[Updated on Apr. 18] Integration of CiNii Articles into CiNii Research


Bibliographic Information

Other Title
  • <14>^C dating of buried tree trunks found in lake sediments in Kamiyahagi-cho, Gifu Prefecture

Search this article


Umi is located in the Kamiyahagi area of Gifu Prefecture. The name "Umi" means "sea" or "large lake" ; however, there are no large lakes in Gifu, which is an inland prefecture. There is also no information about the origins of the name "Umi" in ancient documents. In September 2000,an enormous storm (called "Tokai Gou-u")occurred in the Tokai Area. Rivers were flooded in the Kamiyahagi area, where embankments and roads near the rivers were destroyed. After the storm many buried trees were exposed on the banks of the Kamimura River, and sedimentary layers typical of a lake setting were found on the both river walls. This was the first evidence for the existence of a palaeo-lake in the area. A geological event such as an earthquake was probably responsible for creating a lake environment, and subsequent lateral degradation of area provided a source for the lake sediments. To determine when this geological event occurred, we measured the ages of tree trunks taken from the lake sediments. Tree trunks that included bark were chosen and samples were taken from the outermost tree rings. After ultrasonic washing, each sample was treated with 1.2N HCl and 1.2N NaOH, rinsed with distilled water to completely remove the acid, and then dried in an oven. Each sample was then sealed in evacuated Vycol tubes with CuO wires and combusted to produce carbon dioxide, water and other trace substances. The carbon dioxide was extracted and purified, and then reduced with powdered iron and hydrogen gas to produced graphite. The graphite was then pressed into target holders and the carbon isotope ratio was measured with the Tandetron Accelerator Mass Spectrometer at Nagoya University. In this study we obtained the ages of tree trunks, which show near the age Tensho earthquake happened. The trees grew shortly before the Tensho earthquake of 1586 A.D., a known large-scale geological event.
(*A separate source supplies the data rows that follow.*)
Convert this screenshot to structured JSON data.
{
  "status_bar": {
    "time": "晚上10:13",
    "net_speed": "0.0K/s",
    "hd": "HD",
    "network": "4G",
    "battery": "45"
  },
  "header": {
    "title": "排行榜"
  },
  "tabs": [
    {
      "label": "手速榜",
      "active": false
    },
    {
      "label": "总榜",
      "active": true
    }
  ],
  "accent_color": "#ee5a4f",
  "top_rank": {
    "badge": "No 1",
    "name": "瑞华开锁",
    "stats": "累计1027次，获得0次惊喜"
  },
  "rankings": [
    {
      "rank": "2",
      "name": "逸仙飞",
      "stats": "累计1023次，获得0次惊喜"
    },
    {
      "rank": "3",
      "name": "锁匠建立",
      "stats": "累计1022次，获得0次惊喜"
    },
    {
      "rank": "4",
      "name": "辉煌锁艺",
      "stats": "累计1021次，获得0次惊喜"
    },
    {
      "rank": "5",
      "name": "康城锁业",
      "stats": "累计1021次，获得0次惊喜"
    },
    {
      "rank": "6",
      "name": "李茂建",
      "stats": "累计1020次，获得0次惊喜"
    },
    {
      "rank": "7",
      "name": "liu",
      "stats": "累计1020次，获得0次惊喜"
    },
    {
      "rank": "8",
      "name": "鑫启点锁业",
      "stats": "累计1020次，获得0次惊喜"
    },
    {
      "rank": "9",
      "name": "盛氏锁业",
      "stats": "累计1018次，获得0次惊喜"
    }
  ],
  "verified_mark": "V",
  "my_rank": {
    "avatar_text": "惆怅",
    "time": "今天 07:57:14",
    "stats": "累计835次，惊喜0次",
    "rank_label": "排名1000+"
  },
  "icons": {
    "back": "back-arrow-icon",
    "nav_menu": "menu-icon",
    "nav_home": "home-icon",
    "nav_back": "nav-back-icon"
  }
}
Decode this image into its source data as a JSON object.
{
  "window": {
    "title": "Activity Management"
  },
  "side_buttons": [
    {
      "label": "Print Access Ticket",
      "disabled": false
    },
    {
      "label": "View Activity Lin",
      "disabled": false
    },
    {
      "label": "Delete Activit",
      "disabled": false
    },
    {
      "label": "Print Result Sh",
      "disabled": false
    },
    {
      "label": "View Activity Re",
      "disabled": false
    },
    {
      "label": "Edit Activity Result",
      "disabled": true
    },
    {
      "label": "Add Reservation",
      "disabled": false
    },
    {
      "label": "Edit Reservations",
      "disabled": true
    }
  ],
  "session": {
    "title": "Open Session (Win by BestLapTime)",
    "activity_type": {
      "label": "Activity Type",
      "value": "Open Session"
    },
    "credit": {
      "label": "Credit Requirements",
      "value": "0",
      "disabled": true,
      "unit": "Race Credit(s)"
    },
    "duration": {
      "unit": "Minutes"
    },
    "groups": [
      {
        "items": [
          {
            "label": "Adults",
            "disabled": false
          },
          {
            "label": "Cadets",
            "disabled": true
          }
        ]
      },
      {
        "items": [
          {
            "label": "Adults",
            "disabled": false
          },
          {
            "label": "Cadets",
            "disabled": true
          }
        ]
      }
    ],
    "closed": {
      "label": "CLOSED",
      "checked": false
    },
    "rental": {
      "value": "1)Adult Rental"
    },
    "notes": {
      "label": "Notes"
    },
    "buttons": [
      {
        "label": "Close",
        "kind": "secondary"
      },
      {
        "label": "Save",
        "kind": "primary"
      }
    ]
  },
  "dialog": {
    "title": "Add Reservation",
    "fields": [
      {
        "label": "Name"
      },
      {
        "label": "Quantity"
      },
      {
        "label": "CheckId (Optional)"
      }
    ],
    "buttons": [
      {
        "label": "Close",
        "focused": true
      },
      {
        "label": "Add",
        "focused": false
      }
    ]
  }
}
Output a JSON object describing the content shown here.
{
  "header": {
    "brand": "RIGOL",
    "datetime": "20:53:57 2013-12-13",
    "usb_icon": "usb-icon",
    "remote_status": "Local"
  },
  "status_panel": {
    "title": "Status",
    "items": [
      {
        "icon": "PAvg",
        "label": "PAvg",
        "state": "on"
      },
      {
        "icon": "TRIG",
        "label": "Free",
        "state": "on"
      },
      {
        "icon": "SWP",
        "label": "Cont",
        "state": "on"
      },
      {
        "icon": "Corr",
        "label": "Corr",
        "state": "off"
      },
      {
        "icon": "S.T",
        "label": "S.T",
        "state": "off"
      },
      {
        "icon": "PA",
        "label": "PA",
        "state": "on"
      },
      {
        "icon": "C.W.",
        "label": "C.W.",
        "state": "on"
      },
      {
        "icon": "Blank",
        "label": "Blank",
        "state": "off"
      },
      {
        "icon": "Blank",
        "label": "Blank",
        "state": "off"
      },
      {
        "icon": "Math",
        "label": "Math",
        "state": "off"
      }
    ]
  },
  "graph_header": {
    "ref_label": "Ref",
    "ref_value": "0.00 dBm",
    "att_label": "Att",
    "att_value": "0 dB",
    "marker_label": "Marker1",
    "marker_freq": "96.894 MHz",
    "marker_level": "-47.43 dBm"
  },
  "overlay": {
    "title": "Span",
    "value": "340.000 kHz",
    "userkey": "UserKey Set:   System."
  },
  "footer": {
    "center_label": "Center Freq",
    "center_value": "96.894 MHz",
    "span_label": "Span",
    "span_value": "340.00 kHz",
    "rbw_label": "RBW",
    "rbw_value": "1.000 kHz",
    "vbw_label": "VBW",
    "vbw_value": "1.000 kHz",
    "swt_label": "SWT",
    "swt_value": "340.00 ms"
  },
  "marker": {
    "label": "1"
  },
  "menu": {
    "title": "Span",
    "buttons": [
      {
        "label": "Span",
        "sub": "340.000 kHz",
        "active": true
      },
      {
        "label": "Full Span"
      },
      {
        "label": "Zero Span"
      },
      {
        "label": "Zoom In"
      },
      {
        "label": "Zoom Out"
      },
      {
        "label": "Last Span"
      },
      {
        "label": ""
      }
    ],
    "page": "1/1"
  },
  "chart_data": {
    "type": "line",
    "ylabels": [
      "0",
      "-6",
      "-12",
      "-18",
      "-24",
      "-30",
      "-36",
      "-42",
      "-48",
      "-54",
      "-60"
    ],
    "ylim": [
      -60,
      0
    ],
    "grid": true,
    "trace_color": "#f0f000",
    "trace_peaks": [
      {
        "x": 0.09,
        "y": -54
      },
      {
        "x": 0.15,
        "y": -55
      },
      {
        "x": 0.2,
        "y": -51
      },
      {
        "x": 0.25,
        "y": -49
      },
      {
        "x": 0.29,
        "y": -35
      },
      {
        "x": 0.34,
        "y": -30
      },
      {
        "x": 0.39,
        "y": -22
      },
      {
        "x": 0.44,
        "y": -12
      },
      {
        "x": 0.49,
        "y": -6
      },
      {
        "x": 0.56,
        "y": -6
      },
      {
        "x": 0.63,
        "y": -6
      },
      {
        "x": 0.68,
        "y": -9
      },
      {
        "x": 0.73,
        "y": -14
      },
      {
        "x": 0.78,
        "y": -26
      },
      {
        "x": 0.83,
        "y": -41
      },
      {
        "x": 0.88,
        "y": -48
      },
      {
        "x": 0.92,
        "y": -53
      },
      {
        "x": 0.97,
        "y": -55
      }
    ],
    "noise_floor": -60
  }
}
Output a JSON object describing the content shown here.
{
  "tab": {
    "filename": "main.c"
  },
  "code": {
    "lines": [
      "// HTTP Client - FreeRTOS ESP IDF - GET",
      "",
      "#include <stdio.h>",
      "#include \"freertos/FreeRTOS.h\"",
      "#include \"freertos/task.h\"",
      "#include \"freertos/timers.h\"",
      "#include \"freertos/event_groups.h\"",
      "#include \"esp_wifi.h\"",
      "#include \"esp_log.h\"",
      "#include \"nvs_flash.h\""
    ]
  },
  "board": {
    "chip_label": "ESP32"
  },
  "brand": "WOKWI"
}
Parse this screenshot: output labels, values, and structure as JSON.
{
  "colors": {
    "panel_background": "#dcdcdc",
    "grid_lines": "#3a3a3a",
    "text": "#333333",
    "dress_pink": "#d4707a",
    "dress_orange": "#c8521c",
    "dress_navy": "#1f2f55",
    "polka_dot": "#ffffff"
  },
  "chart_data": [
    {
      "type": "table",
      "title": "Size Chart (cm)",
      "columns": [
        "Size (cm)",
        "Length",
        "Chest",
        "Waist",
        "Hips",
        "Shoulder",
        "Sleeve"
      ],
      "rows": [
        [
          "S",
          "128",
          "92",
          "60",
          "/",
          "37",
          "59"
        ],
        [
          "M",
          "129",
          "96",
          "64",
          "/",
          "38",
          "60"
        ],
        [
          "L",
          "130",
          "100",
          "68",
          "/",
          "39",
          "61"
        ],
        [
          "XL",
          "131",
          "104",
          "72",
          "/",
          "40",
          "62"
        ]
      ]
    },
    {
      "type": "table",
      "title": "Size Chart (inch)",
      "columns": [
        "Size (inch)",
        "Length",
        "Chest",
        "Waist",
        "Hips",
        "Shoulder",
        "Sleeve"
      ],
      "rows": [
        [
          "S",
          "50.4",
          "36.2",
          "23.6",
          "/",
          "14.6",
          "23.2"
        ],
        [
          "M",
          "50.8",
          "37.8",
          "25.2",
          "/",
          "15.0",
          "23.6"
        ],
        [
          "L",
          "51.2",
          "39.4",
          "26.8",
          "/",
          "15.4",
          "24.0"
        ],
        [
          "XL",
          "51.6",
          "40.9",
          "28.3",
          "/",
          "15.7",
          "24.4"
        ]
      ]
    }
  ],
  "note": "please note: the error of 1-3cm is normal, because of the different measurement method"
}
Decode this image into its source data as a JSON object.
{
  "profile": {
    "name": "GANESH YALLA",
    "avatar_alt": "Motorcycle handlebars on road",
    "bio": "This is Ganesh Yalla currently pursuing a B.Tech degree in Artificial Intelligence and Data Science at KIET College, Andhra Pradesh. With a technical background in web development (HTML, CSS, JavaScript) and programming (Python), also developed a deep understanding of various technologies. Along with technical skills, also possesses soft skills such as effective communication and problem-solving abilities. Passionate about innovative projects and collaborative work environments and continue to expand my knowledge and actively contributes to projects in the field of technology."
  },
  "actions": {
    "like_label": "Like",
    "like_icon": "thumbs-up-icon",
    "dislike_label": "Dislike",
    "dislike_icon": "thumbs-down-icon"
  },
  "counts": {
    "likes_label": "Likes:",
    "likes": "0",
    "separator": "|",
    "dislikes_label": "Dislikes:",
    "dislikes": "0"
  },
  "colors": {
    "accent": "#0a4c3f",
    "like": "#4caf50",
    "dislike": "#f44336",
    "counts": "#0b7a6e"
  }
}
We consider the Tensho earthquake and its effects to be responsible for the formation of a large lake and the deposition of lake sediments.



Report a problem

Back to top